ITHACA, N.Y. - Tomorrow's nonvolatile memory devices computer memory that can retain stored information even when not powered will profoundly change electronics, and Cornell University researchers have discovered a new way of measuring and optimizing their performance.
Using a very fast oscilloscope, researchers led by Dan Ralph, the Horace White Professor of Physics, and Robert Buhrman, the J.E. Sweet Professor of Applied and Engineering Physics, have figured out how to quantify the strength of current-induced torques used to write information in memory devices called magnetic tunnel junctions. The results were published online Feb. 28 in the journal Nature Physics.
Magnetic tunnel junctions are memory storage devices made of a sandwich of two ferromagnets with a nanometers-thick oxide insulator in between. The electrical resistance of the device is different for parallel and nonparallel orientations of the magnetic electrodes, so that these two states create a nonvolatile memory element that doesn't require electricity for storing information. An example of nonvolatile memory today is flash memory, but that is a silicon-based technology subject to wearing out after repeated writing cycles, unlike magnetic memory.

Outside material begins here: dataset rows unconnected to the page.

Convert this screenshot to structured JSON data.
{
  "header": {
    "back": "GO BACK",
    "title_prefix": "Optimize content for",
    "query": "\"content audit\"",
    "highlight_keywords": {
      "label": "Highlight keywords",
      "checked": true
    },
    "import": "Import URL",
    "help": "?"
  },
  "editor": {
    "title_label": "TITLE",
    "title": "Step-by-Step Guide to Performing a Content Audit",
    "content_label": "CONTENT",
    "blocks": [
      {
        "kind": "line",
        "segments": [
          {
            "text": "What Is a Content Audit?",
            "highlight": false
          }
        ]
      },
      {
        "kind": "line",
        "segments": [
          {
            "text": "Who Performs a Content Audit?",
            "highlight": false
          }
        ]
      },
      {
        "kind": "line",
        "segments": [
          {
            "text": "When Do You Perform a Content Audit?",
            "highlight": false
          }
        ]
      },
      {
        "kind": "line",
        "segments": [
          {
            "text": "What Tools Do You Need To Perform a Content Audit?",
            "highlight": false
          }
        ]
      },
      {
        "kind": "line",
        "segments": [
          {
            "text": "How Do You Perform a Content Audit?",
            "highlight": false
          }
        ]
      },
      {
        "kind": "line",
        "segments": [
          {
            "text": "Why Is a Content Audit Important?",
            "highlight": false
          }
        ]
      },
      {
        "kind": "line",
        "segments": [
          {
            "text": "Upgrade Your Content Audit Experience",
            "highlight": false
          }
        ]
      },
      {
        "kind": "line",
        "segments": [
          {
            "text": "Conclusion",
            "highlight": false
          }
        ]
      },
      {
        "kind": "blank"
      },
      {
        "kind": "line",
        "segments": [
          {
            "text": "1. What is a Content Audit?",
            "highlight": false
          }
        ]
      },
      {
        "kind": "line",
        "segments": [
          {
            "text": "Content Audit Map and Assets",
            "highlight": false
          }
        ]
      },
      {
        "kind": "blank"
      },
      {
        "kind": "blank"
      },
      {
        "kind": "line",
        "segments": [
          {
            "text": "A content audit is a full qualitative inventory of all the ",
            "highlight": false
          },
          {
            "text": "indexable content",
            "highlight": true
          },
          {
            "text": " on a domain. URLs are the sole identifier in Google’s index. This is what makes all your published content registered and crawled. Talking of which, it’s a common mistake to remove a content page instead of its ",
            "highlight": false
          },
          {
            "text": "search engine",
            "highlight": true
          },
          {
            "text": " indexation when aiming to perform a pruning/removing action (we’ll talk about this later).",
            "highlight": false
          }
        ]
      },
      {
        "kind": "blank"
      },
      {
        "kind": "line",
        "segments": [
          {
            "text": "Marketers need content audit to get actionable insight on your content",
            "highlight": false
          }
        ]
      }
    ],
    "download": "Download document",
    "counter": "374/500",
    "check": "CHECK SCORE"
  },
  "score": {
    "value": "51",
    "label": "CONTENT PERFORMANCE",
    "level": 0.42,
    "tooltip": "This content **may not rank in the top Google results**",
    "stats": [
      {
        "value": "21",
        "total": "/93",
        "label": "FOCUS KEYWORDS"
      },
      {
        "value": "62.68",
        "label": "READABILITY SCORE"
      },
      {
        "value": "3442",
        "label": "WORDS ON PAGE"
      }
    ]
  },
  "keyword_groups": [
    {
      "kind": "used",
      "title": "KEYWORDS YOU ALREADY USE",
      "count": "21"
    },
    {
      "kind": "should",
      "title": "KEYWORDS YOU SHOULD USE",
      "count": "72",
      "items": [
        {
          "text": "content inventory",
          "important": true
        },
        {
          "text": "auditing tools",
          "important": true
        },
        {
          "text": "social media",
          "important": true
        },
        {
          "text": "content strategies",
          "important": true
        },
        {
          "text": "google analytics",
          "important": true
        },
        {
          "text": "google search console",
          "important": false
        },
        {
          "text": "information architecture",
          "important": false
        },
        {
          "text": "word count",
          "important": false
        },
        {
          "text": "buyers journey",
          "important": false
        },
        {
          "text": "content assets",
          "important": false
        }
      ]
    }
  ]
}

What has held back magnetic memory technology is that it has required magnetic fields to switch the magnetic states that is, to write information. This limits their size and efficiency because magnetic fields are long-ranged and relatively weak, so that large currents and thick wires are needed to generate a large-enough field to switch the device.
The Cornell researchers are studying a new generation of magnetic devices that can write information without using magnetic fields. Instead, they use a mechanism called "spin torque," which arises from the idea that electrons have a fundamental spin (like a spinning top). When the electrons interact with the magnets in the tunnel junctions, they transfer
|Contact: Blaine Friedlander|